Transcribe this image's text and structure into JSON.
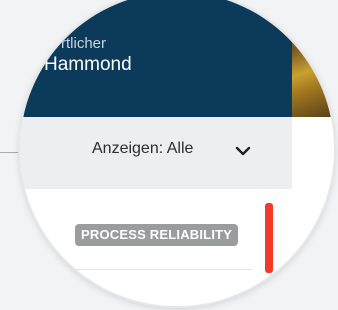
{
  "header": {
    "role_text": "rtlicher",
    "name_text": "Hammond"
  },
  "filter": {
    "label": "Anzeigen: Alle"
  },
  "card": {
    "tag": "PROCESS RELIABILITY"
  },
  "colors": {
    "header_bg": "#0c3a5b",
    "filter_bg": "#eceef0",
    "tag_bg": "#9a9c9f",
    "accent_red": "#f23a2b"
  },
  "icons": {
    "dropdown": "chevron-down-icon"
  }
}
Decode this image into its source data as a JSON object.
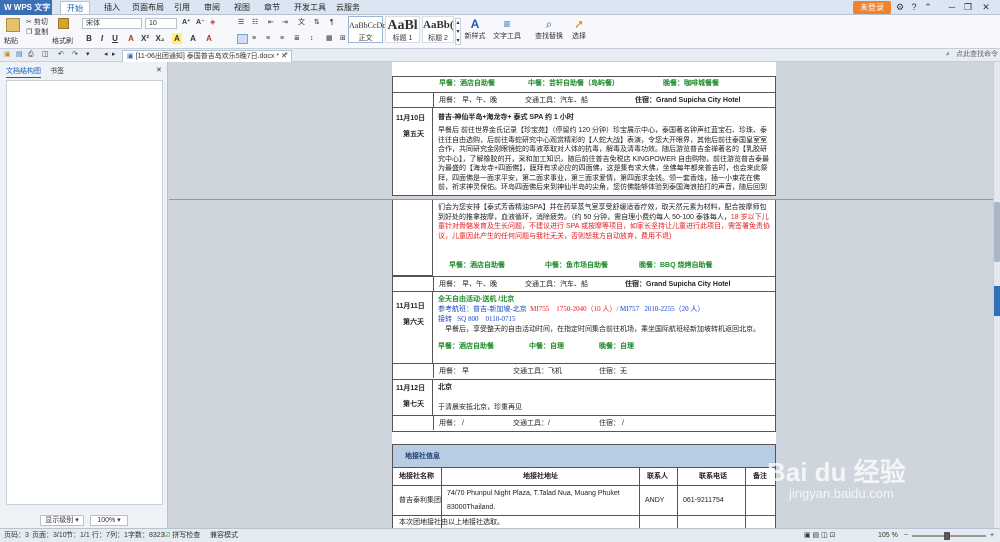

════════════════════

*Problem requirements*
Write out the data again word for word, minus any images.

*Output*
Transcribe this image's text and structure into JSON.
{
  "header": {
    "role_text": "rtlicher",
    "name_text": "Hammond"
  },
  "filter": {
    "label": "Anzeigen: Alle"
  },
  "card": {
    "tag": "PROCESS RELIABILITY"
  },
  "colors": {
    "header_bg": "#0c3a5b",
    "filter_bg": "#eceef0",
    "tag_bg": "#9a9c9f",
    "accent_red": "#f23a2b"
  },
  "icons": {
    "dropdown": "chevron-down-icon"
  }
}
Decode this image into its source data as a JSON object.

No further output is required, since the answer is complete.